A wealth of misinformation disparaging vaccines has also been produced and widely shared within the U.S. Other countries known for hosting large numbers of vaccine skeptics include Russia, France, Germany, the United Kingdom, South Korea, Japan and Australia, as indicated by a poll published Thursday by Morning Consult, in which the U.S. ranked second between Russia and France in terms of respondents unwilling to receive a COVID-19 vaccine.

Amid the backlash at home, the White House released a statement Friday defending the use of vaccine mandates as a helpful measure toward slowing the spread of the disease, bringing down hospitalizations and avoiding lockdown measures.

"As President Biden continues his push to increase vaccinations including through more vaccine requirements, the country is seeing an undeniable truth: these requirements are working — with employers across the country already reaching upwards of 90% compliance," the statement said. "These vaccine requirements are critical to ensuring that not only workers are safe, but businesses stay open."

White House Coronavirus Response Coordinator Jeffrey Zients offered a similar assessment during a press briefing that same day.

"Bottom line: Vaccination requirements work," Zients said. "And driven by the president's requirements, vaccination rates at businesses, healthcare systems, universities and colleges and other institutions across the country will continue to increase."

On Monday, Psaki commended what she described as "strong movement and early action toward vaccine requirements across industries and, importantly, in the airlines industry."

School, employees, protest, vaccine, mandate, NYC
People march in protest against NYC's COVID-19 vaccine mandate that went into effect for public school employees on October 4, in New York City. According to Mayor Bill de Blasio, 95% of all full-time Department of Education employees have been vaccinated. That includes 96% of all teachers and 99% of all principals. That leaves unvaccinated almost 8,000 of the total 148,000 DOE employees, including 3,000 teachers, but just 12 of 1,600 principals, with most being replaced by substitutes. People who remain unvaccinated make up nearly 97% of all COVID-19 hospitalizations across NYC, one the global centers of COVID-19 infections. Michael M. Santiago/Getty Images

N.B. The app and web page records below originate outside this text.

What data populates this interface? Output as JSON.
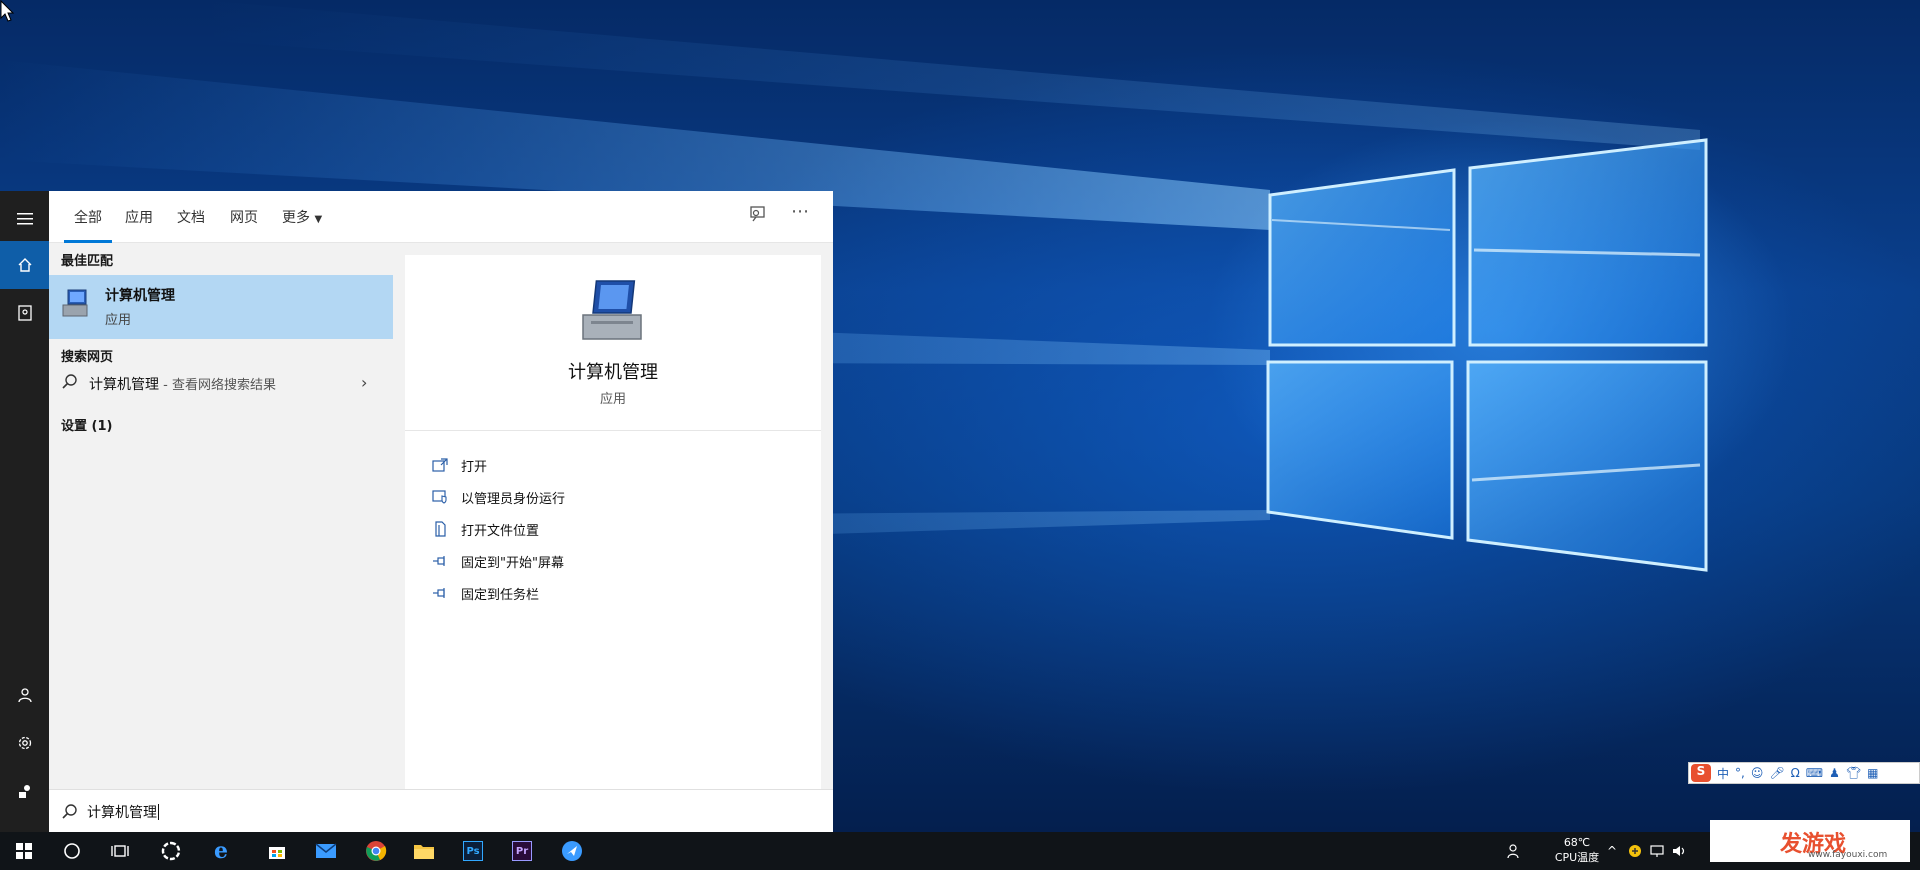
{
  "desktop": {
    "wallpaper": "windows-10-light-window",
    "accent": "#0078d7"
  },
  "rail": {
    "items": [
      {
        "name": "hamburger-menu-icon"
      },
      {
        "name": "home-icon",
        "active": true
      },
      {
        "name": "notebook-icon"
      },
      {
        "name": "account-icon"
      },
      {
        "name": "settings-icon"
      },
      {
        "name": "feedback-icon"
      }
    ]
  },
  "tabs": {
    "all": "全部",
    "apps": "应用",
    "docs": "文档",
    "web": "网页",
    "more": "更多"
  },
  "results": {
    "best_match_header": "最佳匹配",
    "best_match": {
      "title": "计算机管理",
      "subtitle": "应用"
    },
    "web_header": "搜索网页",
    "web_item": {
      "query": "计算机管理",
      "hint": " - 查看网络搜索结果"
    },
    "settings_header": "设置 (1)"
  },
  "detail": {
    "name": "计算机管理",
    "type": "应用",
    "actions": [
      {
        "label": "打开",
        "icon": "open-icon"
      },
      {
        "label": "以管理员身份运行",
        "icon": "shield-icon"
      },
      {
        "label": "打开文件位置",
        "icon": "file-location-icon"
      },
      {
        "label": "固定到\"开始\"屏幕",
        "icon": "pin-icon"
      },
      {
        "label": "固定到任务栏",
        "icon": "pin-icon"
      }
    ]
  },
  "search": {
    "value": "计算机管理"
  },
  "ime": {
    "lang": "中",
    "punct": "°,"
  },
  "tray": {
    "temp": "68℃",
    "temp_label": "CPU温度"
  },
  "watermark": {
    "brand": "发游戏",
    "url": "www.fayouxi.com"
  }
}
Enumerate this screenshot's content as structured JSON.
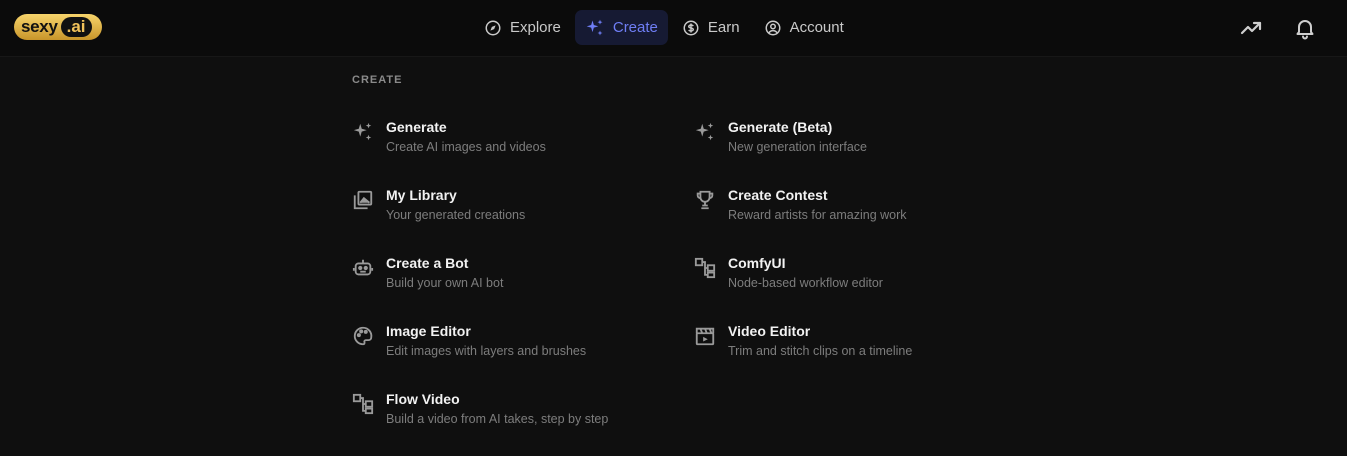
{
  "logo": {
    "word": "sexy",
    "tld": ".ai"
  },
  "nav": [
    {
      "label": "Explore",
      "icon": "compass-icon",
      "active": false
    },
    {
      "label": "Create",
      "icon": "sparkles-icon",
      "active": true
    },
    {
      "label": "Earn",
      "icon": "dollar-circle-icon",
      "active": false
    },
    {
      "label": "Account",
      "icon": "user-circle-icon",
      "active": false
    }
  ],
  "top_right": [
    {
      "icon": "trending-icon"
    },
    {
      "icon": "bell-icon"
    }
  ],
  "colors": {
    "accent": "#6f7ef5",
    "active_bg": "#161a33",
    "logo_gold": "#f1c25a"
  },
  "menu": {
    "title": "CREATE",
    "items": [
      {
        "title": "Generate",
        "desc": "Create AI images and videos",
        "icon": "sparkles-icon"
      },
      {
        "title": "Generate (Beta)",
        "desc": "New generation interface",
        "icon": "sparkles-icon"
      },
      {
        "title": "My Library",
        "desc": "Your generated creations",
        "icon": "image-library-icon"
      },
      {
        "title": "Create Contest",
        "desc": "Reward artists for amazing work",
        "icon": "trophy-icon"
      },
      {
        "title": "Create a Bot",
        "desc": "Build your own AI bot",
        "icon": "robot-icon"
      },
      {
        "title": "ComfyUI",
        "desc": "Node-based workflow editor",
        "icon": "workflow-icon"
      },
      {
        "title": "Image Editor",
        "desc": "Edit images with layers and brushes",
        "icon": "palette-icon"
      },
      {
        "title": "Video Editor",
        "desc": "Trim and stitch clips on a timeline",
        "icon": "clapperboard-icon"
      },
      {
        "title": "Flow Video",
        "desc": "Build a video from AI takes, step by step",
        "icon": "workflow-icon"
      }
    ]
  }
}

Editor's pick

Newsweek cover
  • Newsweek magazine delivered to your door
  • Unlimited access to
  • Ad free experience
  • iOS and Android app access
  • All newsletters + podcasts
Newsweek cover
  • Unlimited access to
  • Ad free experience
  • iOS and Android app access
  • All newsletters + podcasts